IPCC Fourth Assessment Report: Climate Change 2007
Climate Change 2007: Working Group I: The Physical Science Basis Changes in the Meridional Overturning Circulation
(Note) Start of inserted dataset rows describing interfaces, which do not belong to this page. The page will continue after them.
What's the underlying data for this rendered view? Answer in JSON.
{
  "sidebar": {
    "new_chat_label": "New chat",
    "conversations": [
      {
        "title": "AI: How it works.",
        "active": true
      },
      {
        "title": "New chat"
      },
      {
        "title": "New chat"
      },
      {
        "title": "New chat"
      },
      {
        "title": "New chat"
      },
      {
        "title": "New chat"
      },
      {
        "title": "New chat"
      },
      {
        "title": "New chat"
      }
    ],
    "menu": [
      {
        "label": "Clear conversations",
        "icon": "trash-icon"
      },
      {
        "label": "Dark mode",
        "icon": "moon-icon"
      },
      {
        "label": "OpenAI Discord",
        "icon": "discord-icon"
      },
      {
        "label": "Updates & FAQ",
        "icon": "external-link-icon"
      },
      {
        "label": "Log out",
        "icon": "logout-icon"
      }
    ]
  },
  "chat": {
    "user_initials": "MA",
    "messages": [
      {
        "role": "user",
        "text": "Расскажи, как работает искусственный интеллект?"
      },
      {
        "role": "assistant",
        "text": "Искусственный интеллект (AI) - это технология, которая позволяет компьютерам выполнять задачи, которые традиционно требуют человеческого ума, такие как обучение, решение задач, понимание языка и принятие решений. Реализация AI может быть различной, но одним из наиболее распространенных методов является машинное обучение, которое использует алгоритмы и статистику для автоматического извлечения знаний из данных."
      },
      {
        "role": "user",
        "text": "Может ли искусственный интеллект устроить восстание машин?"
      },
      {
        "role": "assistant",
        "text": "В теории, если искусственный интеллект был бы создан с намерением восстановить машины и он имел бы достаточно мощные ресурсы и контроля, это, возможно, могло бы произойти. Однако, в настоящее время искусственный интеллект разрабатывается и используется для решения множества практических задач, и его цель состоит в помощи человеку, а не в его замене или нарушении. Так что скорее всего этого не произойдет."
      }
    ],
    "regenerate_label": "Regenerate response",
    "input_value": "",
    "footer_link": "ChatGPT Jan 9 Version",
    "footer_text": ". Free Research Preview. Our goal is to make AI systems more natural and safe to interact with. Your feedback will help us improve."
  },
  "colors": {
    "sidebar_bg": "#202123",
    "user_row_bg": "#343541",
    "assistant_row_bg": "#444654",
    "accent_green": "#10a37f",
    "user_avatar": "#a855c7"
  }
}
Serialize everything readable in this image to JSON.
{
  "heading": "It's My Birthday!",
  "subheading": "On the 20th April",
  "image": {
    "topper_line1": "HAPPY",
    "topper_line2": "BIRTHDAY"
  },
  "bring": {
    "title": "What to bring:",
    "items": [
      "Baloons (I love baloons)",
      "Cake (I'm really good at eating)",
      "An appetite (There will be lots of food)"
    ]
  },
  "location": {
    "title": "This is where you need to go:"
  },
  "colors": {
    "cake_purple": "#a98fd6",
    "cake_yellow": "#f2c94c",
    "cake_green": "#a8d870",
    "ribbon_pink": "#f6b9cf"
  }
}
It is possible that anthropogenic and natural forcing may have influenced the MOC in the Atlantic (see also Box 5.1). One possible oceanic consequence of climate change is a slowing down or even halting of the MOC. An estimate of the overturning circulation and associated heat transport based on a trans-Atlantic section along latitude 25°N indicates that the Atlantic MOC has slowed by about 30% over five samples taken between 1957 and 2004 (Bryden et al., 2005), although given the infrequent sampling and considerable variability it is not clear whether the trend estimate is robust (Box 5.1). Freshening of North East Atlantic Deep Water has been observed (Dickson et al., 2002; Curry et al., 2003; Figure 5.6) and has been interpreted as being consistent with an enhanced difference between precipitation and evaporation at high latitudes and a possible slowing down of the MOC. Wu et al. (2004) show that the observed freshening trend is well reproduced by an ensemble of HadCM3 simulations that includes both anthropogenic and natural forcings, but this freshening coincides with a strengthening rather than a weakening trend in the MOC. Therefore, this analysis is not consistent with an interpretation of the observed freshening trends in the North Atlantic as an early signal of a slowdown of the thermohaline circulation. Dickson et al. (2002) propose a possible role for the Arctic in driving the observed freshening of the subpolar North Atlantic. Wu et al. (2005) show that observed increases in arctic river flow (Peterson et al., 2002) are well simulated by HadCM3 including anthropogenic and natural forcings and propose that this increase is anthropogenic, since it is not seen in HadCM3 simulations including just natural forcing factors. However, the relationship between this increased source of freshwater and freshening in the Labrador Sea is not clear in the HadCM3 simulations, since Wu et al. (2007) find that recent freshening in the Labrador Sea is simulated by the model when it is driven by natural rather than anthropogenic forcings. Importantly, freshening is also associated with decadal and multi-decadal variability, with links to the NAO (Box 5.1) and the AMO (Box 5.1; Vellinga and Wu, 2004; Knight et al., 2005).